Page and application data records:
★ ★ ★

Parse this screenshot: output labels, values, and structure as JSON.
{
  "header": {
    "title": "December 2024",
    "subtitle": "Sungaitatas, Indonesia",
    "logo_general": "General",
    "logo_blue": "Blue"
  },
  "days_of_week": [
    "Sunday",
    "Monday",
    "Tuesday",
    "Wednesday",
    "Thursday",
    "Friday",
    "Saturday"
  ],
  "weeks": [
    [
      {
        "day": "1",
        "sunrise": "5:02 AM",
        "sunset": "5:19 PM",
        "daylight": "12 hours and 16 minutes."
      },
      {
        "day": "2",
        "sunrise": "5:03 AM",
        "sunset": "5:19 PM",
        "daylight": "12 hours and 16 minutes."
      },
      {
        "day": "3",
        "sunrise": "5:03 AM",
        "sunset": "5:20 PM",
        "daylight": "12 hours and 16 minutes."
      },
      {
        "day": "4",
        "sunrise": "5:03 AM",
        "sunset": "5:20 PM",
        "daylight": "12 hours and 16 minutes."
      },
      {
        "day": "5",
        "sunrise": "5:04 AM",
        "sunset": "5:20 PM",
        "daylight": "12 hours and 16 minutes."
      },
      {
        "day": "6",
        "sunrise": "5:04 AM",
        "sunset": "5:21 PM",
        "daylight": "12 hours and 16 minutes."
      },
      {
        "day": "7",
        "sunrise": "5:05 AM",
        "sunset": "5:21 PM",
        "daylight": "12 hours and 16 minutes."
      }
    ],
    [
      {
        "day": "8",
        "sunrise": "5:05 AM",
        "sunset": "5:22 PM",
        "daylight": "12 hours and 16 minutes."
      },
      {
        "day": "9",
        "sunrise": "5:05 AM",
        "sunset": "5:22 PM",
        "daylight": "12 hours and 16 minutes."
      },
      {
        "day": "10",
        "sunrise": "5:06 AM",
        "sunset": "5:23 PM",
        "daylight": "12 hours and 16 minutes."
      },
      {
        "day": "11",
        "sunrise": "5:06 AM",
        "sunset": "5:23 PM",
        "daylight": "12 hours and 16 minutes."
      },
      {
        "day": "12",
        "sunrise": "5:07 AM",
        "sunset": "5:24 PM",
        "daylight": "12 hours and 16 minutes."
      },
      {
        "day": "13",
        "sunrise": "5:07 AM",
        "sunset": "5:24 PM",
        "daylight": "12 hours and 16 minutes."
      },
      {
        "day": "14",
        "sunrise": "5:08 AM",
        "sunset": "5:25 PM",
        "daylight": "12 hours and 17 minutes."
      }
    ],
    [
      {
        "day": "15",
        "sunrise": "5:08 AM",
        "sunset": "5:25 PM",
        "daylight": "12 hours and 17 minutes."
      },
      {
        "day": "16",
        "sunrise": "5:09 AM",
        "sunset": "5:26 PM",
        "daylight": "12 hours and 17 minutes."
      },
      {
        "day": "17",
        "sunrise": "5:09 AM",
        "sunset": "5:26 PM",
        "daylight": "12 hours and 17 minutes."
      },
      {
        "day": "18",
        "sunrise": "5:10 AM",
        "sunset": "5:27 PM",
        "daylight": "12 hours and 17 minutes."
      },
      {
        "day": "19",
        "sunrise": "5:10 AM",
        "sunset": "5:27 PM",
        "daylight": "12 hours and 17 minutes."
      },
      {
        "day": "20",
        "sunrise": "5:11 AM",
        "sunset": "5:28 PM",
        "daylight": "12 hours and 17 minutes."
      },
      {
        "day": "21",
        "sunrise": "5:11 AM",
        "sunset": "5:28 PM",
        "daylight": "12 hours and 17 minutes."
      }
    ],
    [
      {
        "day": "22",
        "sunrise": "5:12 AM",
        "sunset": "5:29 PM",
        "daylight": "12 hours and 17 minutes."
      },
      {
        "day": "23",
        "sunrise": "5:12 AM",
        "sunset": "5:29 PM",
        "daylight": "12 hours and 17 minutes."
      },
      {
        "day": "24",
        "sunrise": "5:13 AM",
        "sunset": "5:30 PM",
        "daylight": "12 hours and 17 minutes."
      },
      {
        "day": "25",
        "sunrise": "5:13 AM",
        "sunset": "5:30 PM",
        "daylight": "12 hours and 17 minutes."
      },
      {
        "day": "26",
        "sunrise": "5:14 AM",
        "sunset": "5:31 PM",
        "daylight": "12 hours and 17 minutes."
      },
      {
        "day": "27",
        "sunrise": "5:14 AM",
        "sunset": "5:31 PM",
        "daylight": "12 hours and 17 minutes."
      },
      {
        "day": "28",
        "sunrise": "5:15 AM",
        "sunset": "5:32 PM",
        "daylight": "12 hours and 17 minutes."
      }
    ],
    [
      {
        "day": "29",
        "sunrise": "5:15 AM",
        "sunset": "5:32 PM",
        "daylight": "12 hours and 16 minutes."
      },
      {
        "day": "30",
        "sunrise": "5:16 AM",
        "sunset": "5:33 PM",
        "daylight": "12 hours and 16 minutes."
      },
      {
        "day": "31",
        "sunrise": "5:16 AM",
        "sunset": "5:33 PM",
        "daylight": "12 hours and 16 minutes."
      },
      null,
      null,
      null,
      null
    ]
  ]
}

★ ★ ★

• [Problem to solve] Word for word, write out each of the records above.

• [Response area]
Parse this screenshot: output labels, values, and structure as JSON.
{
  "header": {
    "title": "December 2024",
    "subtitle": "Sungaitatas, Indonesia",
    "logo_general": "General",
    "logo_blue": "Blue"
  },
  "days_of_week": [
    "Sunday",
    "Monday",
    "Tuesday",
    "Wednesday",
    "Thursday",
    "Friday",
    "Saturday"
  ],
  "weeks": [
    [
      {
        "day": "1",
        "sunrise": "5:02 AM",
        "sunset": "5:19 PM",
        "daylight": "12 hours and 16 minutes."
      },
      {
        "day": "2",
        "sunrise": "5:03 AM",
        "sunset": "5:19 PM",
        "daylight": "12 hours and 16 minutes."
      },
      {
        "day": "3",
        "sunrise": "5:03 AM",
        "sunset": "5:20 PM",
        "daylight": "12 hours and 16 minutes."
      },
      {
        "day": "4",
        "sunrise": "5:03 AM",
        "sunset": "5:20 PM",
        "daylight": "12 hours and 16 minutes."
      },
      {
        "day": "5",
        "sunrise": "5:04 AM",
        "sunset": "5:20 PM",
        "daylight": "12 hours and 16 minutes."
      },
      {
        "day": "6",
        "sunrise": "5:04 AM",
        "sunset": "5:21 PM",
        "daylight": "12 hours and 16 minutes."
      },
      {
        "day": "7",
        "sunrise": "5:05 AM",
        "sunset": "5:21 PM",
        "daylight": "12 hours and 16 minutes."
      }
    ],
    [
      {
        "day": "8",
        "sunrise": "5:05 AM",
        "sunset": "5:22 PM",
        "daylight": "12 hours and 16 minutes."
      },
      {
        "day": "9",
        "sunrise": "5:05 AM",
        "sunset": "5:22 PM",
        "daylight": "12 hours and 16 minutes."
      },
      {
        "day": "10",
        "sunrise": "5:06 AM",
        "sunset": "5:23 PM",
        "daylight": "12 hours and 16 minutes."
      },
      {
        "day": "11",
        "sunrise": "5:06 AM",
        "sunset": "5:23 PM",
        "daylight": "12 hours and 16 minutes."
      },
      {
        "day": "12",
        "sunrise": "5:07 AM",
        "sunset": "5:24 PM",
        "daylight": "12 hours and 16 minutes."
      },
      {
        "day": "13",
        "sunrise": "5:07 AM",
        "sunset": "5:24 PM",
        "daylight": "12 hours and 16 minutes."
      },
      {
        "day": "14",
        "sunrise": "5:08 AM",
        "sunset": "5:25 PM",
        "daylight": "12 hours and 17 minutes."
      }
    ],
    [
      {
        "day": "15",
        "sunrise": "5:08 AM",
        "sunset": "5:25 PM",
        "daylight": "12 hours and 17 minutes."
      },
      {
        "day": "16",
        "sunrise": "5:09 AM",
        "sunset": "5:26 PM",
        "daylight": "12 hours and 17 minutes."
      },
      {
        "day": "17",
        "sunrise": "5:09 AM",
        "sunset": "5:26 PM",
        "daylight": "12 hours and 17 minutes."
      },
      {
        "day": "18",
        "sunrise": "5:10 AM",
        "sunset": "5:27 PM",
        "daylight": "12 hours and 17 minutes."
      },
      {
        "day": "19",
        "sunrise": "5:10 AM",
        "sunset": "5:27 PM",
        "daylight": "12 hours and 17 minutes."
      },
      {
        "day": "20",
        "sunrise": "5:11 AM",
        "sunset": "5:28 PM",
        "daylight": "12 hours and 17 minutes."
      },
      {
        "day": "21",
        "sunrise": "5:11 AM",
        "sunset": "5:28 PM",
        "daylight": "12 hours and 17 minutes."
      }
    ],
    [
      {
        "day": "22",
        "sunrise": "5:12 AM",
        "sunset": "5:29 PM",
        "daylight": "12 hours and 17 minutes."
      },
      {
        "day": "23",
        "sunrise": "5:12 AM",
        "sunset": "5:29 PM",
        "daylight": "12 hours and 17 minutes."
      },
      {
        "day": "24",
        "sunrise": "5:13 AM",
        "sunset": "5:30 PM",
        "daylight": "12 hours and 17 minutes."
      },
      {
        "day": "25",
        "sunrise": "5:13 AM",
        "sunset": "5:30 PM",
        "daylight": "12 hours and 17 minutes."
      },
      {
        "day": "26",
        "sunrise": "5:14 AM",
        "sunset": "5:31 PM",
        "daylight": "12 hours and 17 minutes."
      },
      {
        "day": "27",
        "sunrise": "5:14 AM",
        "sunset": "5:31 PM",
        "daylight": "12 hours and 17 minutes."
      },
      {
        "day": "28",
        "sunrise": "5:15 AM",
        "sunset": "5:32 PM",
        "daylight": "12 hours and 17 minutes."
      }
    ],
    [
      {
        "day": "29",
        "sunrise": "5:15 AM",
        "sunset": "5:32 PM",
        "daylight": "12 hours and 16 minutes."
      },
      {
        "day": "30",
        "sunrise": "5:16 AM",
        "sunset": "5:33 PM",
        "daylight": "12 hours and 16 minutes."
      },
      {
        "day": "31",
        "sunrise": "5:16 AM",
        "sunset": "5:33 PM",
        "daylight": "12 hours and 16 minutes."
      },
      null,
      null,
      null,
      null
    ]
  ]
}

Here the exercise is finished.